The investigation’s report further entails numerous Israeli talking points and makes the case for creating an even stronger pro-Israel bias in German media, as well as limiting the space for Palestinian and pro-Palestinian voices.
For example, the report criticizes DW for publishing multiple articles on the “Great March of Return” – the overwhelmingly non-violent Gazan protests against Israel’s blockade – for referring to them as “protests at the Gaza Strip-Israel border.” Here, the authors of the report present some thoroughly debunked Israeli talking points as basic facts, and falsely claim that the protests were “riots” that were “led by the terrorist organization that has authoritarian rule over the Gaza Strip.”
The report further criticizes DW’s Arabic branch as well as some of its partners for merely using the hashtag “Save Sheikh Jarrah” as “inappropriate” and “subjective Palestinian propaganda,” but considers it a “serious mistake” rather than an incident of anti-semitism.
Highlighting the grave injustice against the Palestinians of Sheikh Jarrah is then considered amongst other instances as presenting “a very one-sided” narrative in a “tendentious manner,” although the German government has itself expressed serious concern over Sheikh Jarrah and warned against Israeli evictions and demolitions.
“While the report criticizes DW as well as some of its employees and partners for alleged instances of one-sidedness, the report’s core recommendations and analysis basically aim to push DW towards embracing a one-sided pro-Israel narrative instead,” Ramy Abdu, chairman of Euro-Med Monitor said, “The authors want DW to embrace a narrative that sees Palestinain demands for freedom as riots led by terrorist groups; the plight of the Sheikh Jarrah as Palestinian propaganda, and the mere mention of Palestinian Nakba as anti-semitic questioning of Israel’s right to exist.”
Using the IHRA definition, the report drew conclusions that some DW employees, freelancers and guests hold anti-semitic views that necessitate their dismissal. This prompted DW to fire five employees even before the report was released and before those employees have had any chance to read or contest the report’s findings.
Amongst the employees dismissed by DW is Farah Maraqa, a journalist of Palestinian-Jordanian origins who has been subjectd to a smear campaign prior to the investigation. The accusations of antis-semitism against Maraqa that were published in the German newspaper Spiegel included claims that she called Israel a “cancer” and said she would “join ISIS” in a 2014 article.
Last December, Euro-Med Monitor debunked these accusations against Maraqa and provided an argument that her words have been purposefully misinterpreted and taken out of context.
The report on DW released last Monday excluded these accusations from its analysis, although they have been a strong part of the reason why this independent investigation was launched in the first place.

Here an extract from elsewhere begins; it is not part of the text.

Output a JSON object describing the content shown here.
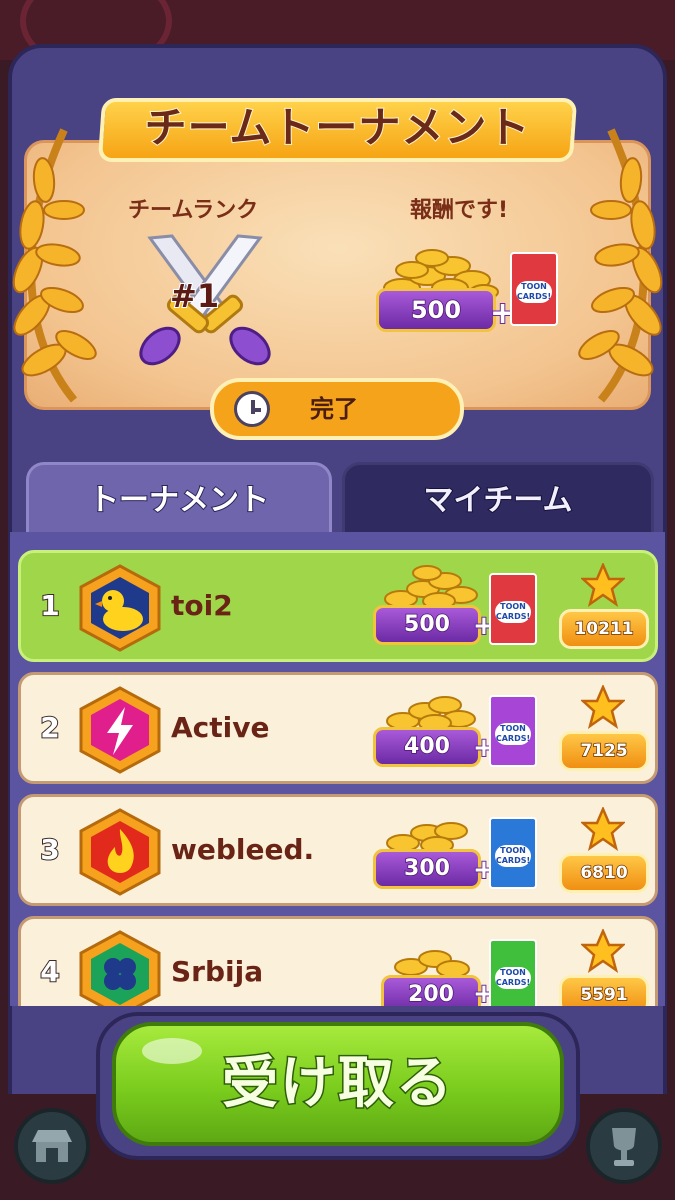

This indicates that it would have been possible to challenge most of the accusations in the report against other DW employees and partners, if they were given a fair chance to provide a thorough and detailed response, or if the composition of the independent investigation included experts on the Palestinian issue.

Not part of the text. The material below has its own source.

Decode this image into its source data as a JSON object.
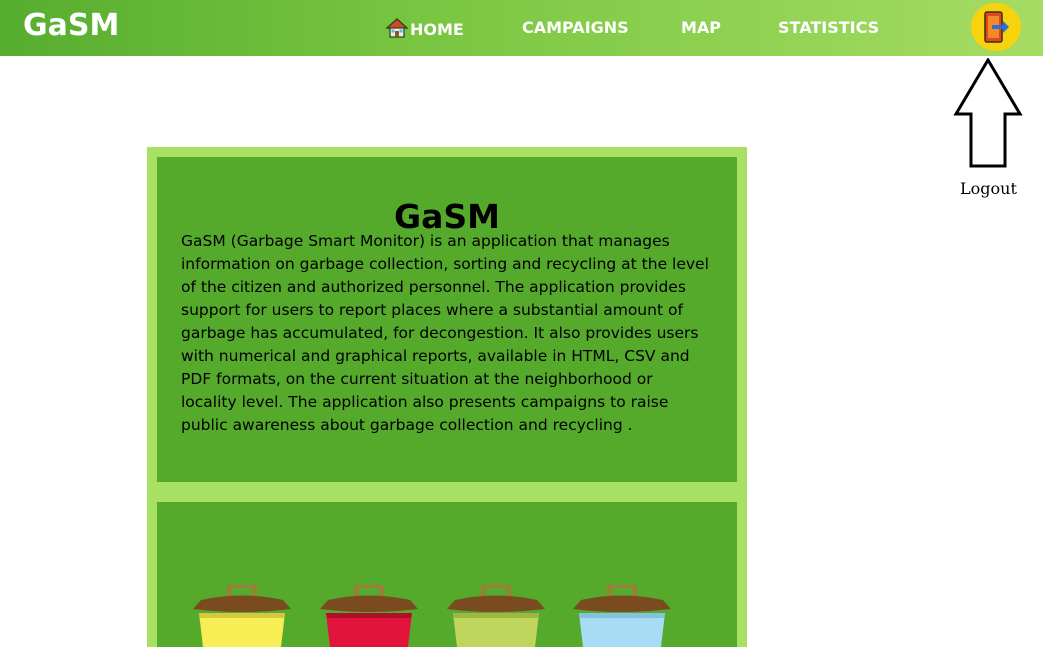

Euro-Med Human Rights Monitor cautions German media groups like DW against unfairly dismissing Arab journalists without giving them a fair chance to contest and challenge the report’s findings. We similarly warn DW against limiting pro-Palestinian speech and penalizing employees or partners for holding legitimate pro-Palestinian views and sympathies.